## RECORDS TO USE:
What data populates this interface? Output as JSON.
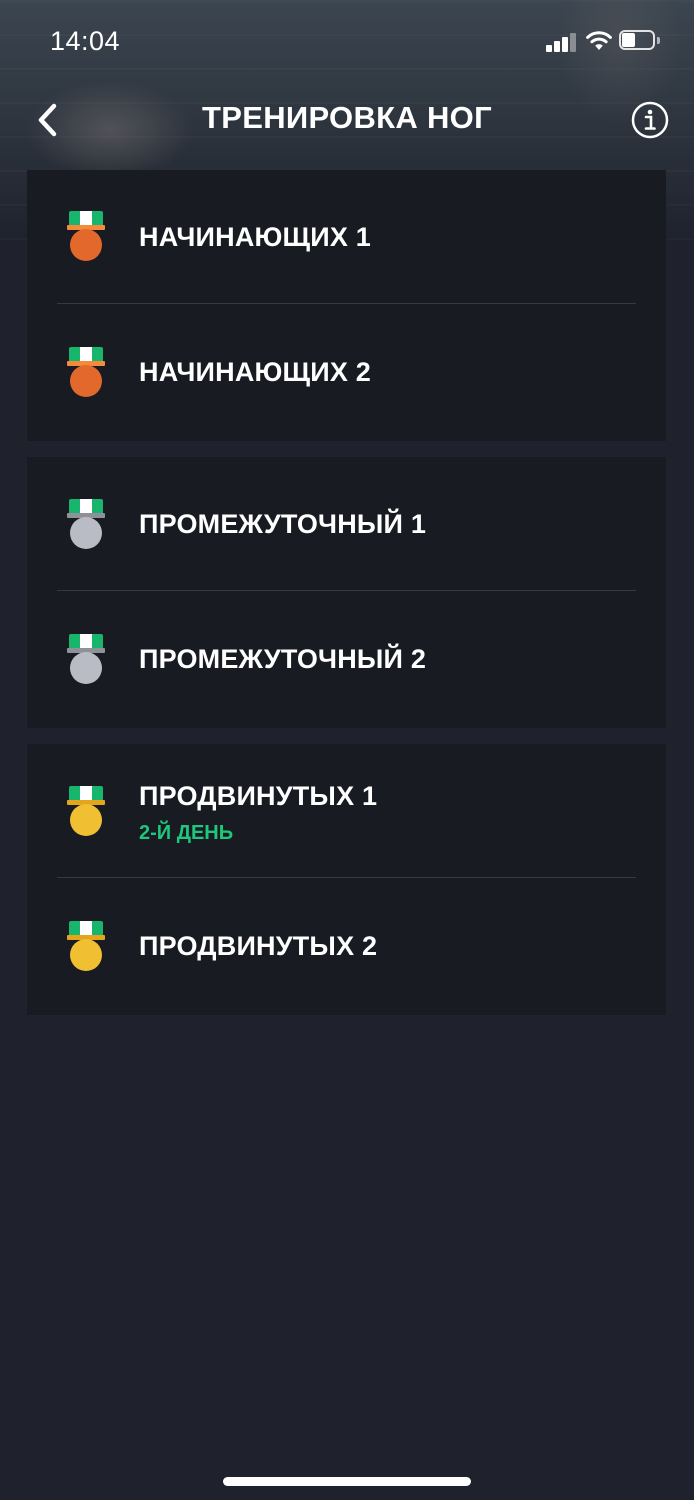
{
  "status_bar": {
    "time": "14:04"
  },
  "nav": {
    "title": "ТРЕНИРОВКА НОГ"
  },
  "groups": [
    {
      "medal": "bronze-medal",
      "items": [
        {
          "label": "НАЧИНАЮЩИХ 1",
          "subtitle": ""
        },
        {
          "label": "НАЧИНАЮЩИХ 2",
          "subtitle": ""
        }
      ]
    },
    {
      "medal": "silver-medal",
      "items": [
        {
          "label": "ПРОМЕЖУТОЧНЫЙ 1",
          "subtitle": ""
        },
        {
          "label": "ПРОМЕЖУТОЧНЫЙ 2",
          "subtitle": ""
        }
      ]
    },
    {
      "medal": "gold-medal",
      "items": [
        {
          "label": "ПРОДВИНУТЫХ 1",
          "subtitle": "2-Й ДЕНЬ"
        },
        {
          "label": "ПРОДВИНУТЫХ 2",
          "subtitle": ""
        }
      ]
    }
  ],
  "colors": {
    "background": "#1f222c",
    "card": "#181b22",
    "accent_green": "#1fc77a",
    "ribbon_green": "#18b56c",
    "bronze": "#e2692b",
    "silver": "#b9bcc4",
    "gold": "#f0c032"
  }
}
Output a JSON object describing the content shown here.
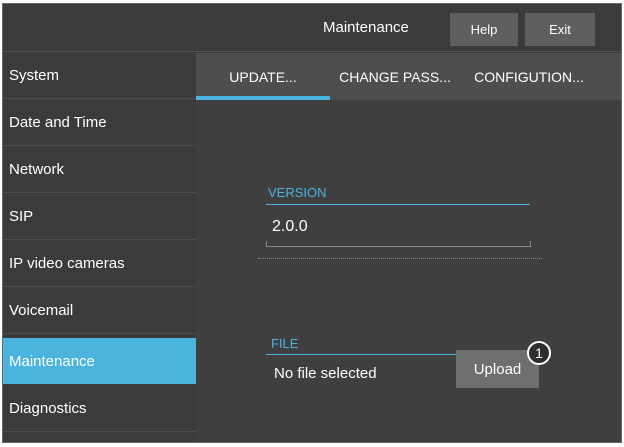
{
  "header": {
    "title": "Maintenance",
    "help_label": "Help",
    "exit_label": "Exit"
  },
  "sidebar": {
    "items": [
      {
        "label": "System",
        "active": false
      },
      {
        "label": "Date and Time",
        "active": false
      },
      {
        "label": "Network",
        "active": false
      },
      {
        "label": "SIP",
        "active": false
      },
      {
        "label": "IP video cameras",
        "active": false
      },
      {
        "label": "Voicemail",
        "active": false
      },
      {
        "label": "Maintenance",
        "active": true
      },
      {
        "label": "Diagnostics",
        "active": false
      }
    ]
  },
  "tabs": [
    {
      "label": "UPDATE...",
      "active": true
    },
    {
      "label": "CHANGE PASS...",
      "active": false
    },
    {
      "label": "CONFIGUTION...",
      "active": false
    }
  ],
  "version": {
    "label": "VERSION",
    "value": "2.0.0"
  },
  "file": {
    "label": "FILE",
    "value": "No file selected",
    "upload_label": "Upload",
    "callout": "1"
  },
  "colors": {
    "accent": "#4ab4df",
    "background": "#3b3b3b",
    "button": "#5f5f5f"
  }
}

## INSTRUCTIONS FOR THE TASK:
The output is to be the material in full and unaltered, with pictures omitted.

## YOUR RESPONSE:
What data populates this interface? Output as JSON.
{
  "status_bar": {
    "time": "14:04"
  },
  "nav": {
    "title": "ТРЕНИРОВКА НОГ"
  },
  "groups": [
    {
      "medal": "bronze-medal",
      "items": [
        {
          "label": "НАЧИНАЮЩИХ 1",
          "subtitle": ""
        },
        {
          "label": "НАЧИНАЮЩИХ 2",
          "subtitle": ""
        }
      ]
    },
    {
      "medal": "silver-medal",
      "items": [
        {
          "label": "ПРОМЕЖУТОЧНЫЙ 1",
          "subtitle": ""
        },
        {
          "label": "ПРОМЕЖУТОЧНЫЙ 2",
          "subtitle": ""
        }
      ]
    },
    {
      "medal": "gold-medal",
      "items": [
        {
          "label": "ПРОДВИНУТЫХ 1",
          "subtitle": "2-Й ДЕНЬ"
        },
        {
          "label": "ПРОДВИНУТЫХ 2",
          "subtitle": ""
        }
      ]
    }
  ],
  "colors": {
    "background": "#1f222c",
    "card": "#181b22",
    "accent_green": "#1fc77a",
    "ribbon_green": "#18b56c",
    "bronze": "#e2692b",
    "silver": "#b9bcc4",
    "gold": "#f0c032"
  }
}
Output a JSON object describing the content shown here.
{
  "header": {
    "title": "Maintenance",
    "help_label": "Help",
    "exit_label": "Exit"
  },
  "sidebar": {
    "items": [
      {
        "label": "System",
        "active": false
      },
      {
        "label": "Date and Time",
        "active": false
      },
      {
        "label": "Network",
        "active": false
      },
      {
        "label": "SIP",
        "active": false
      },
      {
        "label": "IP video cameras",
        "active": false
      },
      {
        "label": "Voicemail",
        "active": false
      },
      {
        "label": "Maintenance",
        "active": true
      },
      {
        "label": "Diagnostics",
        "active": false
      }
    ]
  },
  "tabs": [
    {
      "label": "UPDATE...",
      "active": true
    },
    {
      "label": "CHANGE PASS...",
      "active": false
    },
    {
      "label": "CONFIGUTION...",
      "active": false
    }
  ],
  "version": {
    "label": "VERSION",
    "value": "2.0.0"
  },
  "file": {
    "label": "FILE",
    "value": "No file selected",
    "upload_label": "Upload",
    "callout": "1"
  },
  "colors": {
    "accent": "#4ab4df",
    "background": "#3b3b3b",
    "button": "#5f5f5f"
  }
}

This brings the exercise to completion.